INSTRUCTIONS TO FOLLOW: Return every record below exactly as written.

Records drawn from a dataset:
○ ○ ○ ○ ○

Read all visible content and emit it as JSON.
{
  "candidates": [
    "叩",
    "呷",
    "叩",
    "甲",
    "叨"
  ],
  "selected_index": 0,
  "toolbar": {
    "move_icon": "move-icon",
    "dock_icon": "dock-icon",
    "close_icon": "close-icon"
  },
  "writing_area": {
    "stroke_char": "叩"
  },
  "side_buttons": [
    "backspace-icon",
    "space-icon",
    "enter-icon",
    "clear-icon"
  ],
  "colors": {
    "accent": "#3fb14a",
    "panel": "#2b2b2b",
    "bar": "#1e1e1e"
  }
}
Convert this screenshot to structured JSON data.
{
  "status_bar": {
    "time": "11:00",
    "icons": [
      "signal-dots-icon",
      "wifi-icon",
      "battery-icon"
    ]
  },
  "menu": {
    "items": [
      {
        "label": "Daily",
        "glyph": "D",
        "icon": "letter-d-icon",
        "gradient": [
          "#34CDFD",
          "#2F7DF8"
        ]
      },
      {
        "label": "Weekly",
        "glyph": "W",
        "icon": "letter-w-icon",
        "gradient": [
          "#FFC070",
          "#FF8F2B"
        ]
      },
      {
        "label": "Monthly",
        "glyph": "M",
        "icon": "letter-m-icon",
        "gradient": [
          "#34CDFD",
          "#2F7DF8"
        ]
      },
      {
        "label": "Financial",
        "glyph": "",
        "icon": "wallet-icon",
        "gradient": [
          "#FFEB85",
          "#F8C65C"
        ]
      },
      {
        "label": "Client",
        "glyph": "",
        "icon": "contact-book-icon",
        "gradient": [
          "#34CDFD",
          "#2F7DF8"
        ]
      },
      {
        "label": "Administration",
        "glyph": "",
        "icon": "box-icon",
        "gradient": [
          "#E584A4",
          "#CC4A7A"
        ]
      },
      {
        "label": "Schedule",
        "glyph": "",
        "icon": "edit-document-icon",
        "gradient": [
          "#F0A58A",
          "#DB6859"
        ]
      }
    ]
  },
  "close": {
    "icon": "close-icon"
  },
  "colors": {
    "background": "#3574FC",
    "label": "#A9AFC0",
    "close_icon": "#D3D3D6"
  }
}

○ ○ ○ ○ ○

SOLUTION TO THE PROBLEM:
Read all visible content and emit it as JSON.
{
  "candidates": [
    "叩",
    "呷",
    "叩",
    "甲",
    "叨"
  ],
  "selected_index": 0,
  "toolbar": {
    "move_icon": "move-icon",
    "dock_icon": "dock-icon",
    "close_icon": "close-icon"
  },
  "writing_area": {
    "stroke_char": "叩"
  },
  "side_buttons": [
    "backspace-icon",
    "space-icon",
    "enter-icon",
    "clear-icon"
  ],
  "colors": {
    "accent": "#3fb14a",
    "panel": "#2b2b2b",
    "bar": "#1e1e1e"
  }
}
Convert this screenshot to structured JSON data.
{
  "status_bar": {
    "time": "11:00",
    "icons": [
      "signal-dots-icon",
      "wifi-icon",
      "battery-icon"
    ]
  },
  "menu": {
    "items": [
      {
        "label": "Daily",
        "glyph": "D",
        "icon": "letter-d-icon",
        "gradient": [
          "#34CDFD",
          "#2F7DF8"
        ]
      },
      {
        "label": "Weekly",
        "glyph": "W",
        "icon": "letter-w-icon",
        "gradient": [
          "#FFC070",
          "#FF8F2B"
        ]
      },
      {
        "label": "Monthly",
        "glyph": "M",
        "icon": "letter-m-icon",
        "gradient": [
          "#34CDFD",
          "#2F7DF8"
        ]
      },
      {
        "label": "Financial",
        "glyph": "",
        "icon": "wallet-icon",
        "gradient": [
          "#FFEB85",
          "#F8C65C"
        ]
      },
      {
        "label": "Client",
        "glyph": "",
        "icon": "contact-book-icon",
        "gradient": [
          "#34CDFD",
          "#2F7DF8"
        ]
      },
      {
        "label": "Administration",
        "glyph": "",
        "icon": "box-icon",
        "gradient": [
          "#E584A4",
          "#CC4A7A"
        ]
      },
      {
        "label": "Schedule",
        "glyph": "",
        "icon": "edit-document-icon",
        "gradient": [
          "#F0A58A",
          "#DB6859"
        ]
      }
    ]
  },
  "close": {
    "icon": "close-icon"
  },
  "colors": {
    "background": "#3574FC",
    "label": "#A9AFC0",
    "close_icon": "#D3D3D6"
  }
}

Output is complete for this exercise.